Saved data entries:
*** Block opens ***

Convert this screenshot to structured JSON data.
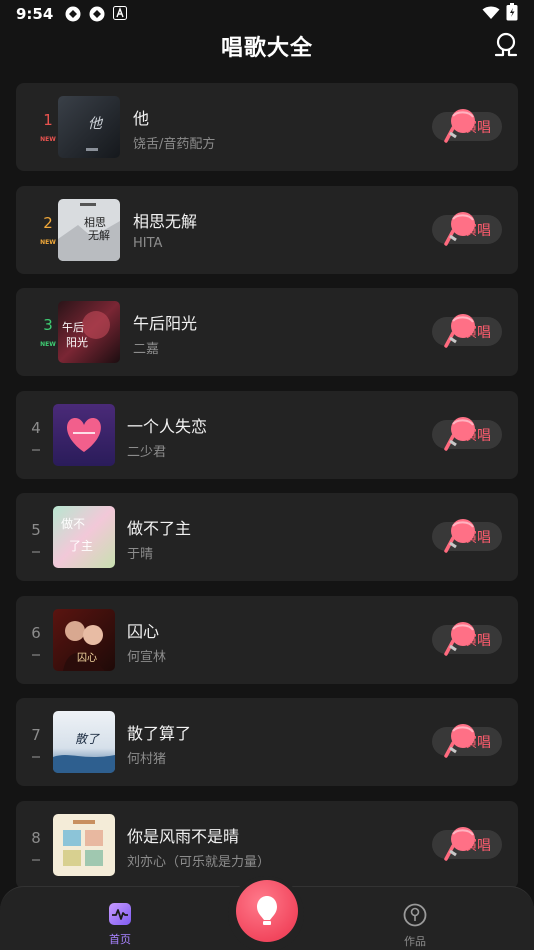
{
  "status_bar": {
    "time": "9:54"
  },
  "header": {
    "title": "唱歌大全"
  },
  "songs": [
    {
      "rank": "1",
      "tag": "NEW",
      "title": "他",
      "artist": "饶舌/音药配方",
      "rank_color": "#e8534f"
    },
    {
      "rank": "2",
      "tag": "NEW",
      "title": "相思无解",
      "artist": "HITA",
      "rank_color": "#f0a83a"
    },
    {
      "rank": "3",
      "tag": "NEW",
      "title": "午后阳光",
      "artist": "二嘉",
      "rank_color": "#3ecb72"
    },
    {
      "rank": "4",
      "tag": "",
      "title": "一个人失恋",
      "artist": "二少君",
      "rank_color": "#8c8c8c"
    },
    {
      "rank": "5",
      "tag": "",
      "title": "做不了主",
      "artist": "于晴",
      "rank_color": "#8c8c8c"
    },
    {
      "rank": "6",
      "tag": "",
      "title": "囚心",
      "artist": "何宣林",
      "rank_color": "#8c8c8c"
    },
    {
      "rank": "7",
      "tag": "",
      "title": "散了算了",
      "artist": "何村猪",
      "rank_color": "#8c8c8c"
    },
    {
      "rank": "8",
      "tag": "",
      "title": "你是风雨不是晴",
      "artist": "刘亦心（可乐就是力量）",
      "rank_color": "#8c8c8c"
    }
  ],
  "sing_label": "演唱",
  "bottom_nav": {
    "home_label": "首页",
    "works_label": "作品"
  },
  "colors": {
    "accent": "#ff5c6e",
    "nav_active": "#a883ff",
    "background": "#141414",
    "card": "#232323"
  }
}
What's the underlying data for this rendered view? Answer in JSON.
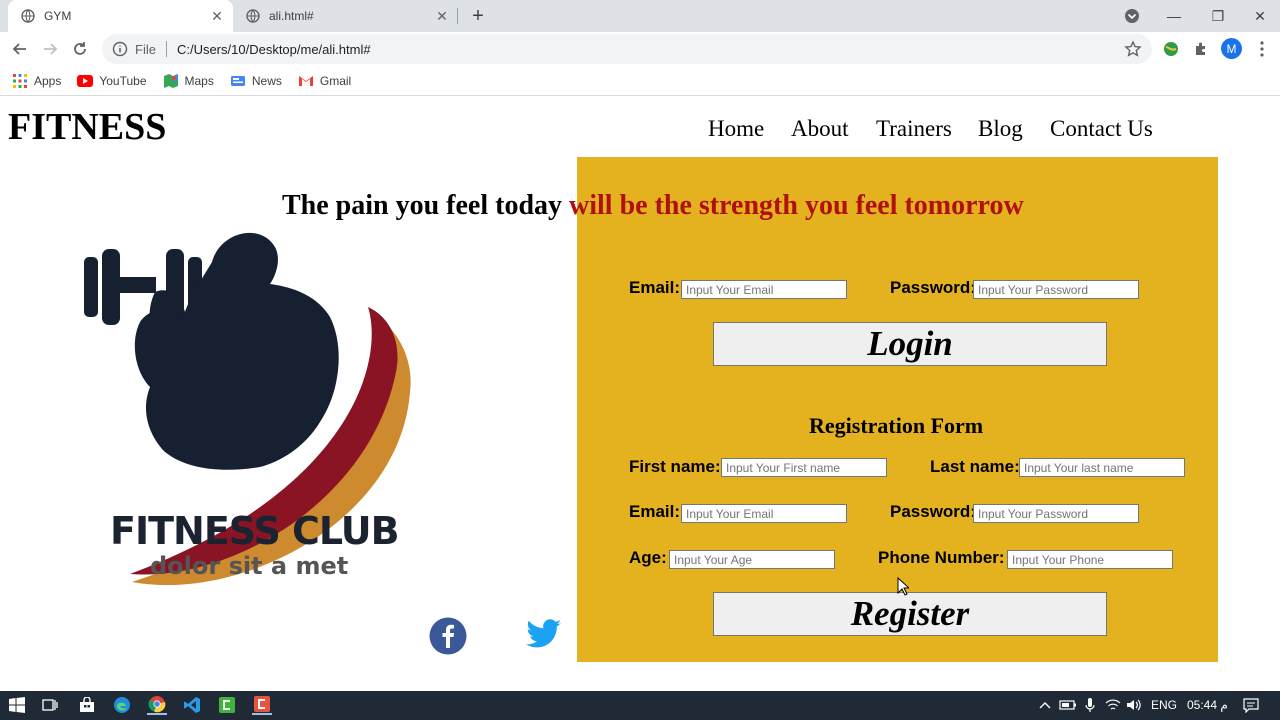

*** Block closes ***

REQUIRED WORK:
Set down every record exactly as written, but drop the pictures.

ANSWER TO THE PROBLEM:
Convert this screenshot to structured JSON data.
{
  "status_bar": {
    "time": "9:54"
  },
  "header": {
    "title": "唱歌大全"
  },
  "songs": [
    {
      "rank": "1",
      "tag": "NEW",
      "title": "他",
      "artist": "饶舌/音药配方",
      "rank_color": "#e8534f"
    },
    {
      "rank": "2",
      "tag": "NEW",
      "title": "相思无解",
      "artist": "HITA",
      "rank_color": "#f0a83a"
    },
    {
      "rank": "3",
      "tag": "NEW",
      "title": "午后阳光",
      "artist": "二嘉",
      "rank_color": "#3ecb72"
    },
    {
      "rank": "4",
      "tag": "",
      "title": "一个人失恋",
      "artist": "二少君",
      "rank_color": "#8c8c8c"
    },
    {
      "rank": "5",
      "tag": "",
      "title": "做不了主",
      "artist": "于晴",
      "rank_color": "#8c8c8c"
    },
    {
      "rank": "6",
      "tag": "",
      "title": "囚心",
      "artist": "何宣林",
      "rank_color": "#8c8c8c"
    },
    {
      "rank": "7",
      "tag": "",
      "title": "散了算了",
      "artist": "何村猪",
      "rank_color": "#8c8c8c"
    },
    {
      "rank": "8",
      "tag": "",
      "title": "你是风雨不是晴",
      "artist": "刘亦心（可乐就是力量）",
      "rank_color": "#8c8c8c"
    }
  ],
  "sing_label": "演唱",
  "bottom_nav": {
    "home_label": "首页",
    "works_label": "作品"
  },
  "colors": {
    "accent": "#ff5c6e",
    "nav_active": "#a883ff",
    "background": "#141414",
    "card": "#232323"
  }
}
What's the underlying data for this rendered view? Answer in JSON.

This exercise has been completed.